◆ DATA ◆
■ ■ ■ ■ ■
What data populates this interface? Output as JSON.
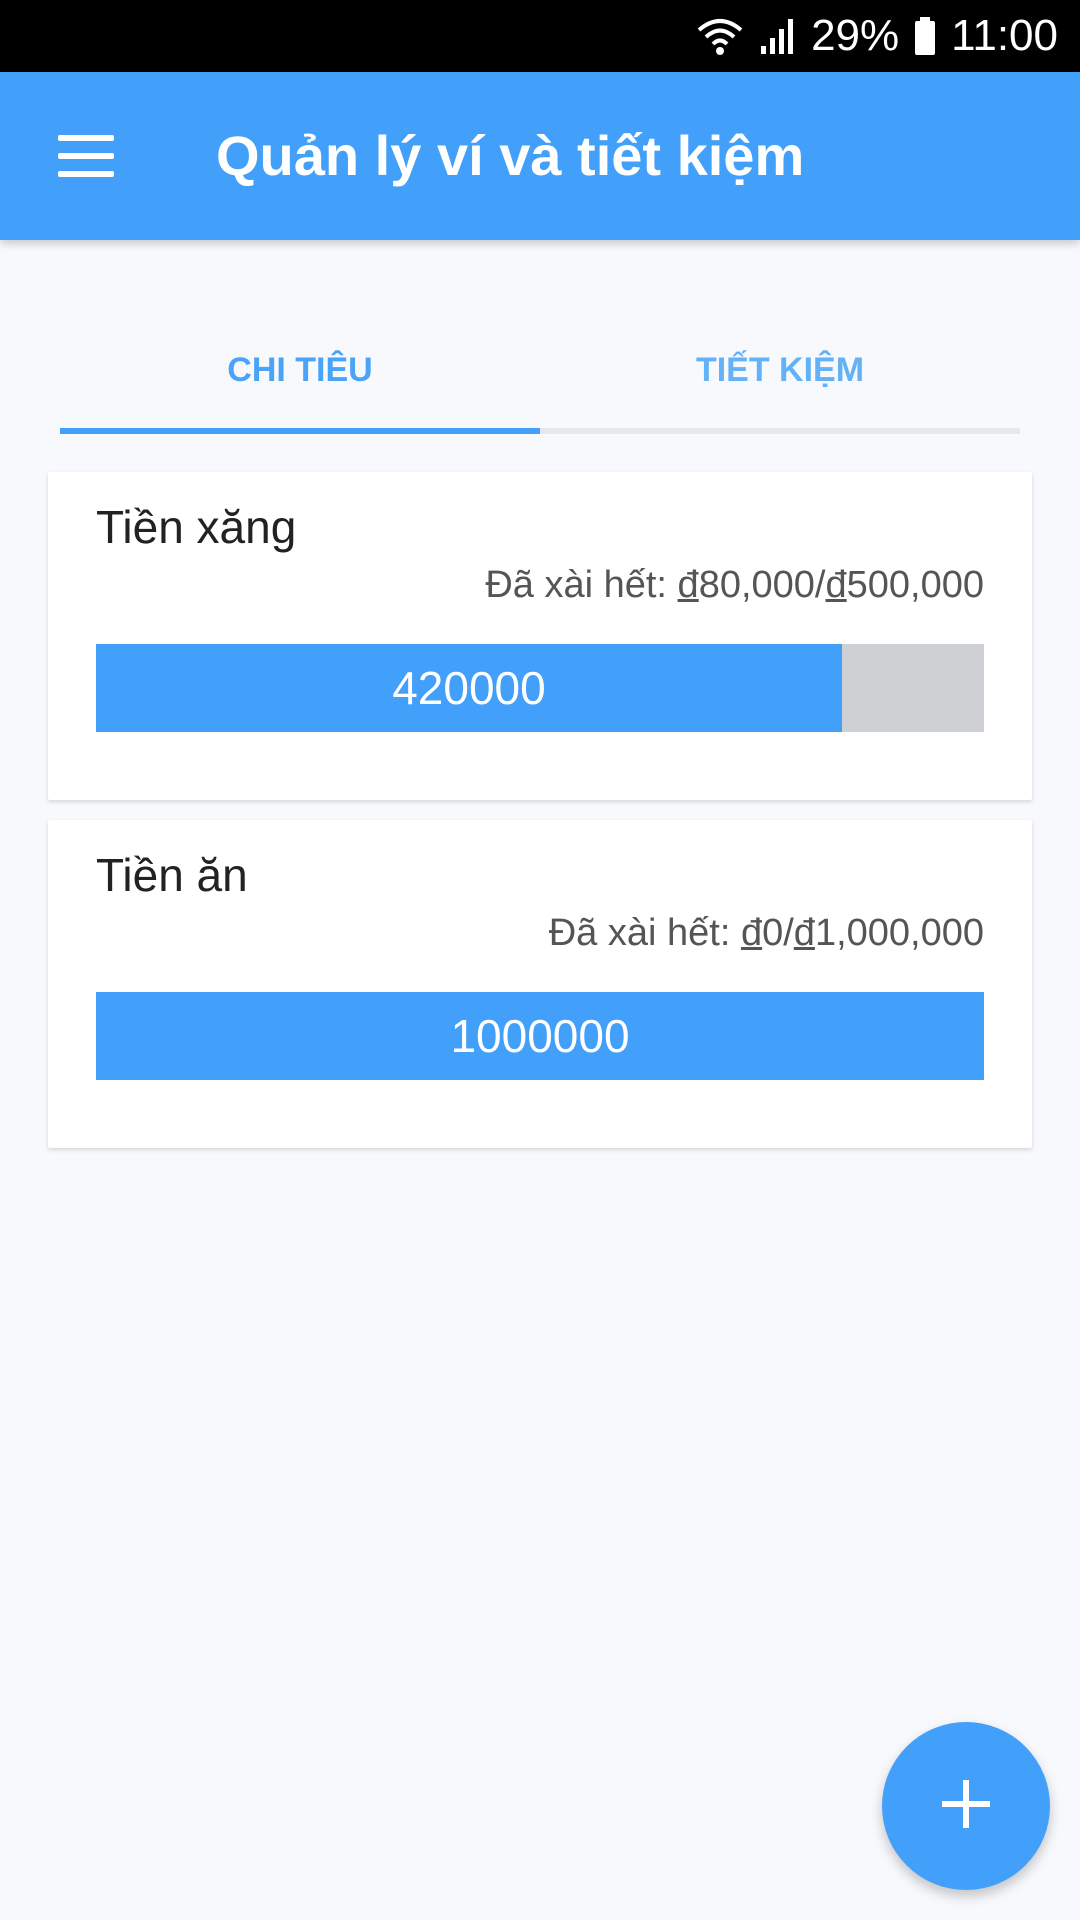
{
  "status_bar": {
    "battery_percent": "29%",
    "time": "11:00",
    "icons": [
      "wifi-icon",
      "signal-icon",
      "battery-icon"
    ]
  },
  "app_bar": {
    "title": "Quản lý ví và tiết kiệm",
    "menu_icon": "menu-icon"
  },
  "tabs": [
    {
      "label": "CHI TIÊU",
      "selected": true
    },
    {
      "label": "TIẾT KIỆM",
      "selected": false
    }
  ],
  "cards": [
    {
      "title": "Tiền xăng",
      "spent_prefix": "Đã xài hết: ",
      "spent_amount": "80,000",
      "budget_amount": "500,000",
      "currency_symbol": "đ",
      "remaining_label": "420000",
      "remaining_fraction": 0.84
    },
    {
      "title": "Tiền ăn",
      "spent_prefix": "Đã xài hết: ",
      "spent_amount": "0",
      "budget_amount": "1,000,000",
      "currency_symbol": "đ",
      "remaining_label": "1000000",
      "remaining_fraction": 1.0
    }
  ],
  "fab": {
    "icon": "plus-icon"
  },
  "colors": {
    "primary": "#42a0fa",
    "progress_track": "#cfd0d4",
    "background": "#f7f9fc"
  }
}
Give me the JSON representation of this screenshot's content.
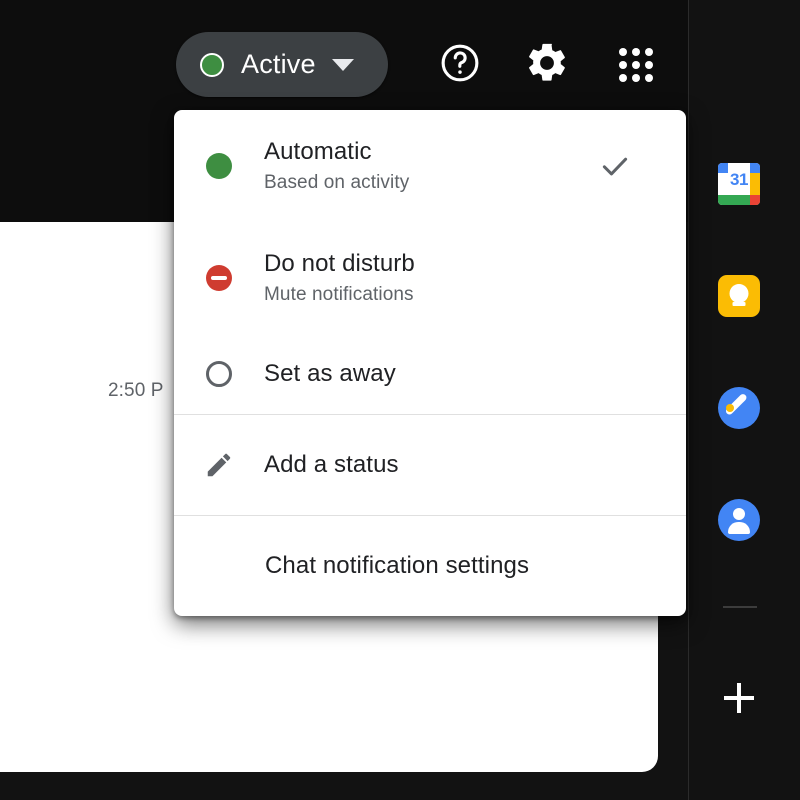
{
  "header": {
    "status_pill": {
      "label": "Active",
      "dot_color": "#3e8e41",
      "background": "#3c4043",
      "caret_icon": "chevron-down-icon"
    },
    "icons": [
      {
        "name": "help-icon",
        "label": "Help"
      },
      {
        "name": "gear-icon",
        "label": "Settings"
      },
      {
        "name": "apps-grid-icon",
        "label": "Google apps"
      }
    ],
    "avatar": {
      "name": "account-avatar",
      "ring_colors": [
        "#1a73e8",
        "#34a853",
        "#fbbc04",
        "#ea4335"
      ]
    }
  },
  "content": {
    "timestamp": "2:50 P"
  },
  "status_menu": {
    "items": [
      {
        "id": "automatic",
        "title": "Automatic",
        "subtitle": "Based on activity",
        "icon": "green-dot-icon",
        "icon_color": "#3e8e41",
        "selected": true,
        "check_icon": "check-icon"
      },
      {
        "id": "do-not-disturb",
        "title": "Do not disturb",
        "subtitle": "Mute notifications",
        "icon": "do-not-disturb-icon",
        "icon_color": "#cf3c30",
        "selected": false
      },
      {
        "id": "set-as-away",
        "title": "Set as away",
        "subtitle": "",
        "icon": "away-circle-icon",
        "icon_color": "#5f6368",
        "selected": false
      }
    ],
    "add_status": {
      "label": "Add a status",
      "icon": "pencil-icon"
    },
    "notification_settings": {
      "label": "Chat notification settings"
    }
  },
  "sidebar": {
    "items": [
      {
        "id": "calendar",
        "name": "google-calendar-icon",
        "label": "Calendar",
        "badge": "31"
      },
      {
        "id": "keep",
        "name": "google-keep-icon",
        "label": "Keep"
      },
      {
        "id": "tasks",
        "name": "google-tasks-icon",
        "label": "Tasks"
      },
      {
        "id": "contacts",
        "name": "google-contacts-icon",
        "label": "Contacts"
      }
    ],
    "add_button": {
      "name": "add-icon",
      "label": "+"
    }
  }
}
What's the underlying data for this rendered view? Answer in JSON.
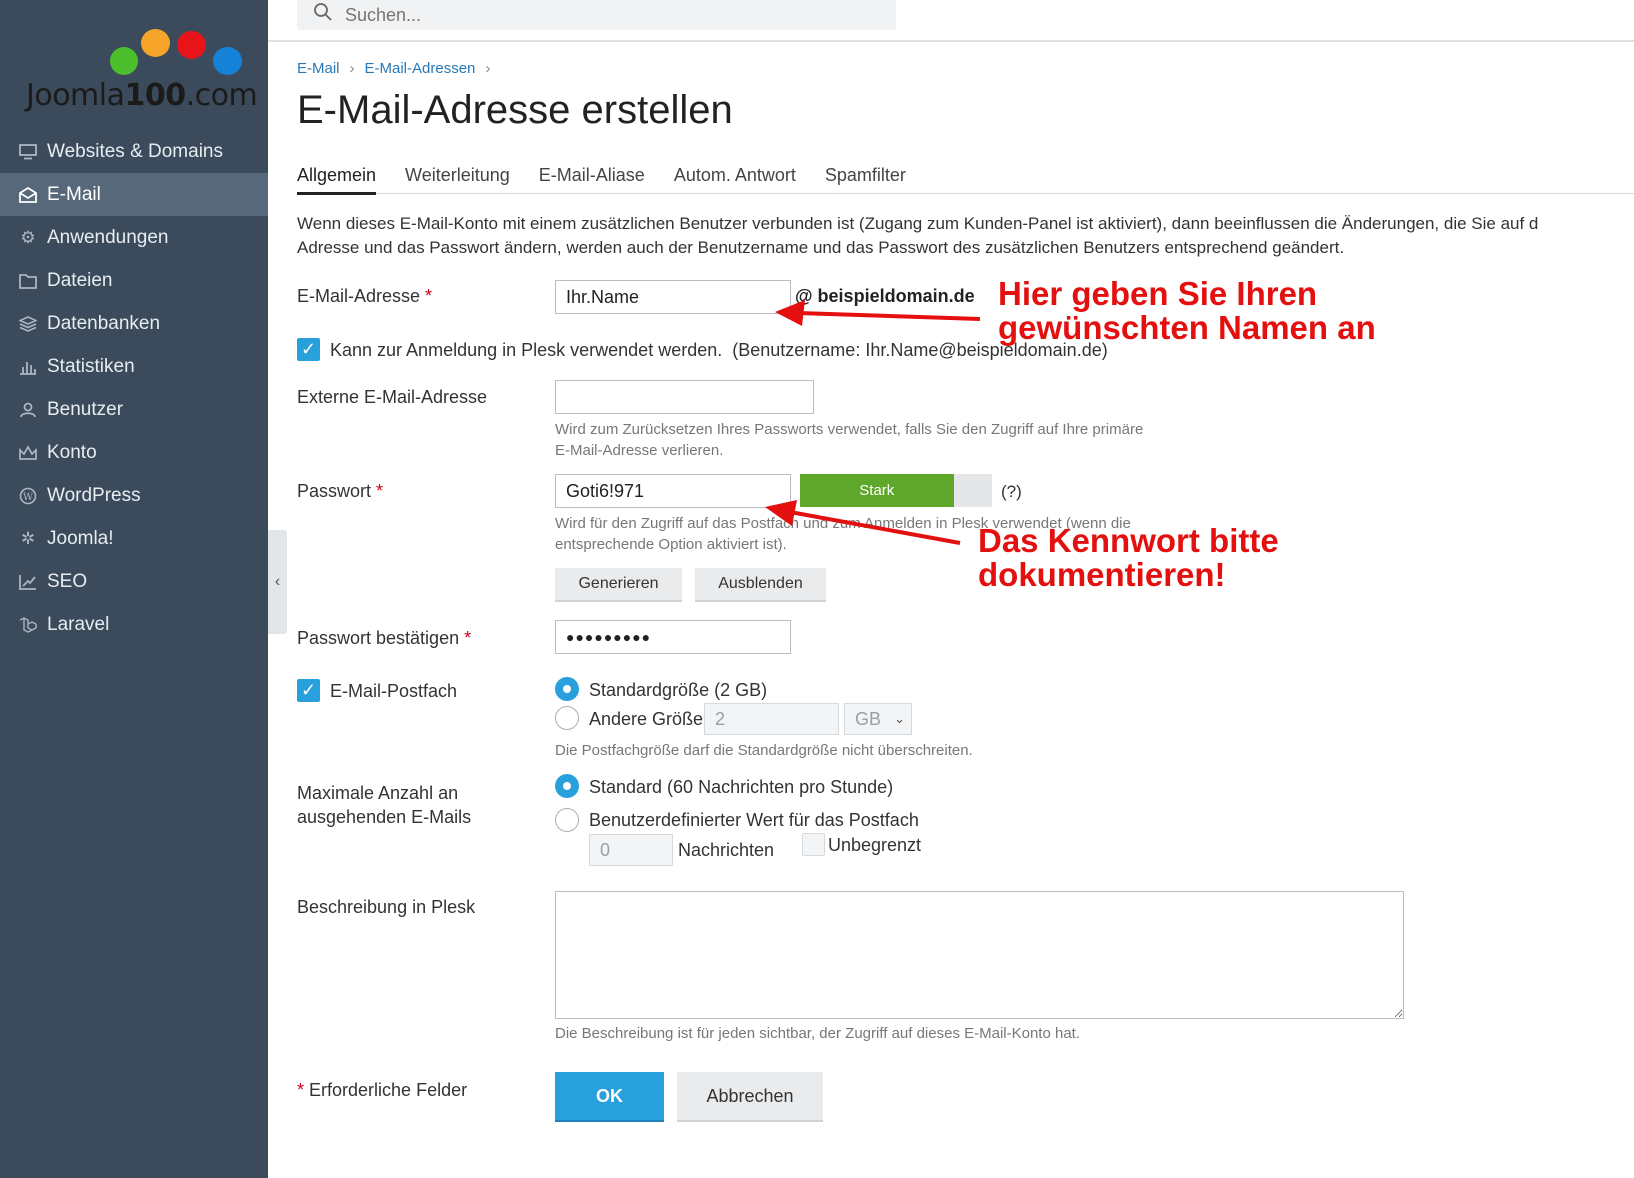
{
  "brand": {
    "logo_text_a": "Joomla",
    "logo_text_b": "100",
    "logo_text_c": ".com"
  },
  "search": {
    "placeholder": "Suchen..."
  },
  "sidebar": {
    "items": [
      {
        "label": "Websites & Domains",
        "icon": "monitor-icon"
      },
      {
        "label": "E-Mail",
        "icon": "mail-icon"
      },
      {
        "label": "Anwendungen",
        "icon": "gear-icon"
      },
      {
        "label": "Dateien",
        "icon": "folder-icon"
      },
      {
        "label": "Datenbanken",
        "icon": "database-icon"
      },
      {
        "label": "Statistiken",
        "icon": "chart-icon"
      },
      {
        "label": "Benutzer",
        "icon": "user-icon"
      },
      {
        "label": "Konto",
        "icon": "crown-icon"
      },
      {
        "label": "WordPress",
        "icon": "wordpress-icon"
      },
      {
        "label": "Joomla!",
        "icon": "joomla-icon"
      },
      {
        "label": "SEO",
        "icon": "seo-icon"
      },
      {
        "label": "Laravel",
        "icon": "laravel-icon"
      }
    ],
    "active": "E-Mail"
  },
  "breadcrumb": {
    "item1": "E-Mail",
    "item2": "E-Mail-Adressen"
  },
  "page_title": "E-Mail-Adresse erstellen",
  "tabs": [
    "Allgemein",
    "Weiterleitung",
    "E-Mail-Aliase",
    "Autom. Antwort",
    "Spamfilter"
  ],
  "intro": {
    "line1": "Wenn dieses E-Mail-Konto mit einem zusätzlichen Benutzer verbunden ist (Zugang zum Kunden-Panel ist aktiviert), dann beeinflussen die Änderungen, die Sie auf d",
    "line2": "Adresse und das Passwort ändern, werden auch der Benutzername und das Passwort des zusätzlichen Benutzers entsprechend geändert."
  },
  "form": {
    "email_label": "E-Mail-Adresse",
    "email_value": "Ihr.Name",
    "domain_suffix": "@ beispieldomain.de",
    "login_checkbox_label": "Kann zur Anmeldung in Plesk verwendet werden.",
    "login_username_note": "(Benutzername: Ihr.Name@beispieldomain.de)",
    "external_label": "Externe E-Mail-Adresse",
    "external_value": "",
    "external_hint_1": "Wird zum Zurücksetzen Ihres Passworts verwendet, falls Sie den Zugriff auf Ihre primäre",
    "external_hint_2": "E-Mail-Adresse verlieren.",
    "password_label": "Passwort",
    "password_value": "Goti6!971",
    "strength_label": "Stark",
    "strength_level": 0.8,
    "help_link": "(?)",
    "password_hint_1": "Wird für den Zugriff auf das Postfach und zum Anmelden in Plesk verwendet (wenn die",
    "password_hint_2": "entsprechende Option aktiviert ist).",
    "generate_button": "Generieren",
    "hide_button": "Ausblenden",
    "confirm_label": "Passwort bestätigen",
    "confirm_value": "●●●●●●●●●",
    "mailbox_label": "E-Mail-Postfach",
    "mailbox_default": "Standardgröße (2 GB)",
    "mailbox_other": "Andere Größe",
    "mailbox_other_value": "2",
    "mailbox_unit": "GB",
    "mailbox_hint": "Die Postfachgröße darf die Standardgröße nicht überschreiten.",
    "max_label_1": "Maximale Anzahl an",
    "max_label_2": "ausgehenden E-Mails",
    "max_default": "Standard (60 Nachrichten pro Stunde)",
    "max_custom": "Benutzerdefinierter Wert für das Postfach",
    "max_custom_value": "0",
    "max_unit": "Nachrichten",
    "unlimited_label": "Unbegrenzt",
    "description_label": "Beschreibung in Plesk",
    "description_value": "",
    "description_hint": "Die Beschreibung ist für jeden sichtbar, der Zugriff auf dieses E-Mail-Konto hat.",
    "required_note": "Erforderliche Felder",
    "required_star": "*",
    "ok_button": "OK",
    "cancel_button": "Abbrechen"
  },
  "annotations": {
    "note1_line1": "Hier geben Sie Ihren",
    "note1_line2": "gewünschten Namen an",
    "note2_line1": "Das Kennwort bitte",
    "note2_line2": "dokumentieren!"
  },
  "colors": {
    "sidebar_bg": "#3b4b5b",
    "sidebar_active": "#56687a",
    "accent": "#28a0dc",
    "strength": "#5fa72a",
    "annotation": "#e4100f",
    "required": "#d0021b"
  }
}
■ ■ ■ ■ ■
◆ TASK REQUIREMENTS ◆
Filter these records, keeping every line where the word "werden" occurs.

◆ YOUR SOLUTION ◆
    "line2": "Adresse und das Passwort ändern, werden auch der Benutzername und das Passwort des zusätzlichen Benutzers entsprechend geändert."
    "login_checkbox_label": "Kann zur Anmeldung in Plesk verwendet werden.",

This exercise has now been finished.